He gave the tough advice only a dad can: Maybe it’s time to start a new dream.
And then a call came. It was Lanier, now at Texas. He was keeping his promise.
Jai re-joined the Longhorns as a special assistant in 2013 and quickly endeared himself to Barnes’ staff. When Lanier asked him for anything, even something as small as a video cut-up of a player, Jai did it exactly as instructed — despite never taking notes. “It always got done the way I asked it,” Lanier says. “Always.” In 2015, Barnes left Texas for Tennessee, and Jai opted to stay, becoming the director of basketball operations on Smart’s new staff in Austin. Before long, Jai’s connections started paying dividends on the recruiting trail; Smart promoted him to assistant in 2016, and Jai soon helped UT land lottery talents like Jarrett Allen, Mo Bamba and Jaxson Hayes. In 2020, Kentucky offered Lucas its recruiting coordinator position.
Not even two years later, it was a battle of the blue bloods for Jai’s services.
“Being able to be selective in this business is a real luxury, and he has that,” Lanier adds. “So he can really be true to who he is.”
Jai doesn’t take that for granted: that his cousins compete for Duke tickets, that they’re 10-deep behind the Cameron Indoor bench, that he’s liable to see a family member on any Target run. But the most special connection of them all? Jai’s 5-year-old son, Jaxin, spending time with John Sr., the family patriarch — bookends on four generations of Lucases.
Back in his office, Jai is asked if he feels like he’s earned a branch of the family tree yet.
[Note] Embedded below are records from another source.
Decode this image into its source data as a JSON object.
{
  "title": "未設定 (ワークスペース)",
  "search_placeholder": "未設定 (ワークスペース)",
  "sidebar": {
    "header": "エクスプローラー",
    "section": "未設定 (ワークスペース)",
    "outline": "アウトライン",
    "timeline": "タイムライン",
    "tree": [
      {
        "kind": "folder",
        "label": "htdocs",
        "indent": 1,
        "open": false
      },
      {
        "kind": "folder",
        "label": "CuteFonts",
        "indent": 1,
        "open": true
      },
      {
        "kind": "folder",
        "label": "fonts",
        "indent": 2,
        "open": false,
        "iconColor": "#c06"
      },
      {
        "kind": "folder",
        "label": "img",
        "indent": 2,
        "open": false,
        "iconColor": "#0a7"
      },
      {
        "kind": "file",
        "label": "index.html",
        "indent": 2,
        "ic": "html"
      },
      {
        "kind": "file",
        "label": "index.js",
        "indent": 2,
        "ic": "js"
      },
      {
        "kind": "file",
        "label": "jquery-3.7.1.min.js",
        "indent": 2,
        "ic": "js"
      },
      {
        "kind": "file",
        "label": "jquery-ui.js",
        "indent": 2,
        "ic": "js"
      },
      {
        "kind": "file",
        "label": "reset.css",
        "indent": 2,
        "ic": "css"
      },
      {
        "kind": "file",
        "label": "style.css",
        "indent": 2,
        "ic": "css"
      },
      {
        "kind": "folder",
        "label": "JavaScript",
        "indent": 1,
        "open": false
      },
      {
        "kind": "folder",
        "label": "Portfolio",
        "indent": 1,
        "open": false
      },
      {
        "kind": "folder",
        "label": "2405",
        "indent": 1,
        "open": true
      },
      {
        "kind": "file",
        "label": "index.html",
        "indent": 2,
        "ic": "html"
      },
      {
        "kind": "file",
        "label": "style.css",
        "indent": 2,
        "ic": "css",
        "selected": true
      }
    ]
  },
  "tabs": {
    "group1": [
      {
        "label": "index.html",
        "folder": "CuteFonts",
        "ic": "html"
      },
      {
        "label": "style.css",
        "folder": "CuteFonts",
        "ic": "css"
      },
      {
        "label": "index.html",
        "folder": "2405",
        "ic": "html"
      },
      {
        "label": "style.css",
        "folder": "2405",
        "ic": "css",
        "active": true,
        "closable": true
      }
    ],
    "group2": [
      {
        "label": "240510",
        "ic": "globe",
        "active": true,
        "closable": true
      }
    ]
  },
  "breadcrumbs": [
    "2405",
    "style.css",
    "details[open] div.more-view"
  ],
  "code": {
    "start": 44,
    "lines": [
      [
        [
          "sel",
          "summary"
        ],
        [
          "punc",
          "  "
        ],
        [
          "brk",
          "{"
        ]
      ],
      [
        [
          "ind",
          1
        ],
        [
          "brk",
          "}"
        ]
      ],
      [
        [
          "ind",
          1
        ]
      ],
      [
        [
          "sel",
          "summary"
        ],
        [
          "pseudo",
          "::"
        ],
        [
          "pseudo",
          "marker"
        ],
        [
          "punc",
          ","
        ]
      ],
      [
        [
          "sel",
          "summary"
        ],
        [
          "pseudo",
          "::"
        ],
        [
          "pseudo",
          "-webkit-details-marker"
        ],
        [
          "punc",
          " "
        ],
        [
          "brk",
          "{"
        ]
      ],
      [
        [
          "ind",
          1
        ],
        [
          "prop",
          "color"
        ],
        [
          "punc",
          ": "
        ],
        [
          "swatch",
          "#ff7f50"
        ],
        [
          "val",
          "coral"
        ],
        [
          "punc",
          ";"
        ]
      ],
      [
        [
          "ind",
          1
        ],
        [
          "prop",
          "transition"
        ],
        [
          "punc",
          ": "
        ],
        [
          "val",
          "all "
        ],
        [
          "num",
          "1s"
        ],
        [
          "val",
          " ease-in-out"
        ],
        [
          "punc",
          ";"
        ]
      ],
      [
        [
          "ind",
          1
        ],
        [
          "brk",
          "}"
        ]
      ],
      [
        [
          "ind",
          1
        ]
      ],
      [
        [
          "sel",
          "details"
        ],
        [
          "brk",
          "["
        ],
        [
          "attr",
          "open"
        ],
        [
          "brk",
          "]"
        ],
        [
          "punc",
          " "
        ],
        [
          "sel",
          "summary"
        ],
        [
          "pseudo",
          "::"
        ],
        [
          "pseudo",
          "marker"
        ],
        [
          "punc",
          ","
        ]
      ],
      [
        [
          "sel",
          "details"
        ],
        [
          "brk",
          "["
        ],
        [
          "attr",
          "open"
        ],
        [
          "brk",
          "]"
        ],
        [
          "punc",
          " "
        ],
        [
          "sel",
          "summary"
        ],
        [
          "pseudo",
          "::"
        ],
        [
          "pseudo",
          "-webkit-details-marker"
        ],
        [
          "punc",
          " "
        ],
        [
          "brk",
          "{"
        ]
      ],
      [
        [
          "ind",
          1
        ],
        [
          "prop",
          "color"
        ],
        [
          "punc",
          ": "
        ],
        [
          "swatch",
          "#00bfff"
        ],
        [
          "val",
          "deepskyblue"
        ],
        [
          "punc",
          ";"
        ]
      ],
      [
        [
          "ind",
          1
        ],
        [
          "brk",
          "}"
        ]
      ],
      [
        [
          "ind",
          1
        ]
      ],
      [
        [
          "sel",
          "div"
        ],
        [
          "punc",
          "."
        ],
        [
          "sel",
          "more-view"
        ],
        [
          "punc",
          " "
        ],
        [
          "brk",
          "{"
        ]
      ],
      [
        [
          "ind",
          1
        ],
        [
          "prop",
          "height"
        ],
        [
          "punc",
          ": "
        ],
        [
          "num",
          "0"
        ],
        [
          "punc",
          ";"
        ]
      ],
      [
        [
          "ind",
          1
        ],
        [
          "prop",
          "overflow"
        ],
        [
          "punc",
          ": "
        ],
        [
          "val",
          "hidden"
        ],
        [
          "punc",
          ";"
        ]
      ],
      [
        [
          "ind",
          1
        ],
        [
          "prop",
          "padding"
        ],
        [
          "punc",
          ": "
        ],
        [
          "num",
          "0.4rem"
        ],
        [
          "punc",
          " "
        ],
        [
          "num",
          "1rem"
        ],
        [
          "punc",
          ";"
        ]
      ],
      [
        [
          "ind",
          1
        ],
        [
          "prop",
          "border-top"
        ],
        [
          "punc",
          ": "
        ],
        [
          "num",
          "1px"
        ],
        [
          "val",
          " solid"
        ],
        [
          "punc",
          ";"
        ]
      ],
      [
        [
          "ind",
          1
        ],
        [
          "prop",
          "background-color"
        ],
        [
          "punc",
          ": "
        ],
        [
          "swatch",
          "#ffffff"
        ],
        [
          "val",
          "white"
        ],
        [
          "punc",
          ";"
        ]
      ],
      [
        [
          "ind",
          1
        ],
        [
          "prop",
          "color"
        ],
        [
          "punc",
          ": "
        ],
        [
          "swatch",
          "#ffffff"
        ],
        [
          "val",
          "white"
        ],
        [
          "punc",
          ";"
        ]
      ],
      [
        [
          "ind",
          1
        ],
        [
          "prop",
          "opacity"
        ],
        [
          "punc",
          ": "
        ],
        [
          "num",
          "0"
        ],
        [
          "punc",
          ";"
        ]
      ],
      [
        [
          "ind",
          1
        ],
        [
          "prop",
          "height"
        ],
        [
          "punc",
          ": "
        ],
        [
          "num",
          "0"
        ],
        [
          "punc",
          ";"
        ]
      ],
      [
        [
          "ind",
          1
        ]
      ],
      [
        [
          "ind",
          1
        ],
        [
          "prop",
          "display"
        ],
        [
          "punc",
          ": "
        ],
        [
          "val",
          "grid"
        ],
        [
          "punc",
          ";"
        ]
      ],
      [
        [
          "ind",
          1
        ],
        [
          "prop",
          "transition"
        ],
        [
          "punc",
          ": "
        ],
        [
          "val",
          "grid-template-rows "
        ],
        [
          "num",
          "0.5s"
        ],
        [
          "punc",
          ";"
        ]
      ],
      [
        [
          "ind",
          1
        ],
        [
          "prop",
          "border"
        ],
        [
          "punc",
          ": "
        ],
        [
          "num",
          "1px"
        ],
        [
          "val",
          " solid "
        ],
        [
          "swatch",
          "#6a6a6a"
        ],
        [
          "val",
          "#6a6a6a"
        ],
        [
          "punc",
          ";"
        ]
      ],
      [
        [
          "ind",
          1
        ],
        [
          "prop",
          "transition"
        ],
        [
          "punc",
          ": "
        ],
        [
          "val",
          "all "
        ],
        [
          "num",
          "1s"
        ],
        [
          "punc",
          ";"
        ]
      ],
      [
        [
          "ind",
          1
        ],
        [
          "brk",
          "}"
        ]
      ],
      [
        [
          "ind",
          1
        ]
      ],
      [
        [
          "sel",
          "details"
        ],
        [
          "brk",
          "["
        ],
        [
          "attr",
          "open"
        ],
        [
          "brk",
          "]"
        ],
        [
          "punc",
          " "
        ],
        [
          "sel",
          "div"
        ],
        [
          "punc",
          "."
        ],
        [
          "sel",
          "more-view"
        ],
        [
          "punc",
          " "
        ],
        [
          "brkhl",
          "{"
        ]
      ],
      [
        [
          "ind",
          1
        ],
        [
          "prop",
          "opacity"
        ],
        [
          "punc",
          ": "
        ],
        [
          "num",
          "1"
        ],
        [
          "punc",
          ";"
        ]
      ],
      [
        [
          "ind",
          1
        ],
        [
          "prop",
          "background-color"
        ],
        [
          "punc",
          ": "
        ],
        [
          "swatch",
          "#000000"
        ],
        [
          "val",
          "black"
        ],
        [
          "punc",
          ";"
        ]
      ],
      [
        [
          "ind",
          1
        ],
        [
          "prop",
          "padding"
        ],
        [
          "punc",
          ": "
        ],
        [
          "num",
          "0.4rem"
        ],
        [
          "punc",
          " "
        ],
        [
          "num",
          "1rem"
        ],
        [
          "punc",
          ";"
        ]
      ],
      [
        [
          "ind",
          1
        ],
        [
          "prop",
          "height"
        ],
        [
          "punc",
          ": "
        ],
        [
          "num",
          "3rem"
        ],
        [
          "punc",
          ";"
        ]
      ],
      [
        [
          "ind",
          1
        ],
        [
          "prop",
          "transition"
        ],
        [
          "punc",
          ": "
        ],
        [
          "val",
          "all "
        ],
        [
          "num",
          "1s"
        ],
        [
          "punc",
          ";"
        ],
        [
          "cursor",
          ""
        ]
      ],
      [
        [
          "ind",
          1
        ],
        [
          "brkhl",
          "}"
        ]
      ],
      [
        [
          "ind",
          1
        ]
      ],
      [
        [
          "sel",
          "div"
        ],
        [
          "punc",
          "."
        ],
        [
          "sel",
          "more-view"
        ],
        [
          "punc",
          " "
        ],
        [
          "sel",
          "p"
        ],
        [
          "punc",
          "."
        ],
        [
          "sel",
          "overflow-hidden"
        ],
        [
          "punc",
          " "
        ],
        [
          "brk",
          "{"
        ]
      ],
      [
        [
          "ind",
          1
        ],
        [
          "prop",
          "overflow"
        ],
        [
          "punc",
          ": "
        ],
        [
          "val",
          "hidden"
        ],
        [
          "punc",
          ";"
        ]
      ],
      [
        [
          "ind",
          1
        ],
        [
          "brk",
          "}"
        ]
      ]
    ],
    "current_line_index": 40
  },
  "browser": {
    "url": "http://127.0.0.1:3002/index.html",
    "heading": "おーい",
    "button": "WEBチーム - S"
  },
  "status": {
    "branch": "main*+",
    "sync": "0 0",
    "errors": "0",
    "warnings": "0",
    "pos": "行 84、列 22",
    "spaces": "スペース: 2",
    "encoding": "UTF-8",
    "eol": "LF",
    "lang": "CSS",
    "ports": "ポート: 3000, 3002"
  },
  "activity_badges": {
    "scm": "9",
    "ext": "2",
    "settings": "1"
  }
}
He pauses.
“Not yet,” he finally says. “I think the branches on the tree have already been established … and my part is almost like watering it. Just making sure I’m taking care of it.”
(Illustration: Sean Reilly / The Athletic; photos: Courtesy of the Lucas family; Lance King / Getty Images)